Note:A CASE statement is not the same as a case expression. A CASE statement is for conditional execution of SQL statements, while a CASE expression has a return value, and is typically used in SQL queries. See CASE Expression.
where simple-case-when-clause is:
where searched-case-when-clause is:
The CASE statement provides a mechanism for conditional execution of SQL statements. It exists in two forms: the simple case and the searched case.
In each form of the CASE it is the first WHEN clause to evaluate to true, working from the top down, that determines which sequence of SQL statements will be executed.
There may be one or more SQL statements following the THEN clause for each WHEN.
If none of the WHEN clauses evaluates to true, the SQL statements following the ELSE clause are executed. If none of the WHEN clauses evaluates to true and there is no ELSE clause, an exception condition is raised to indicate that a case was not found.
Providing an ELSE clause supporting an empty compound statement will avoid an exception condition being raised, in cases where no ‘else’ action is required, when none of the WHEN alternatives evaluates to true.
For information on the case-expression, which provides a mechanism for conditionally selecting values, see CASE Expression.
For a list of procedural-sql-statements, see Procedural SQL Statements.
Flow of control leaves the CASE statement as soon as the SQL statements following the selected THEN, or the ELSE, have been executed (i.e. there is no fall-through as is found in a case statement in, for example, the C programming language).
Simple CASE statement:
DECLARE Y INTEGER;
WHEN 1 THEN ...
WHEN 2 THEN ...
WHEN 3 THEN ...

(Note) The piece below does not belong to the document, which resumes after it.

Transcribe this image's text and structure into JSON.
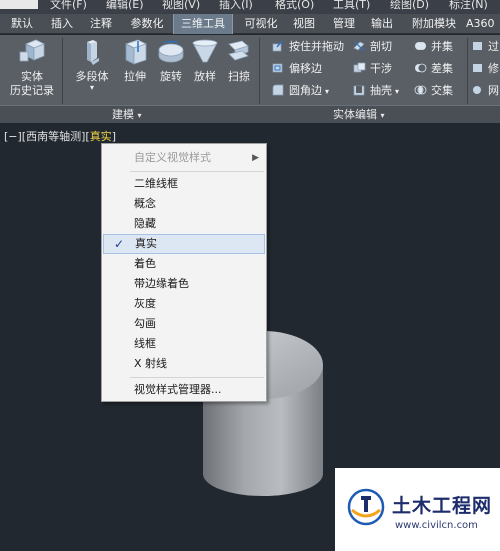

Searched CASE statement:
WHEN EXISTS (SELECT * FROM BILL) THEN ...
WHEN X > 0 OR Y = 1 THEN ...
Features outside core
Feature P002, “Computational completeness”.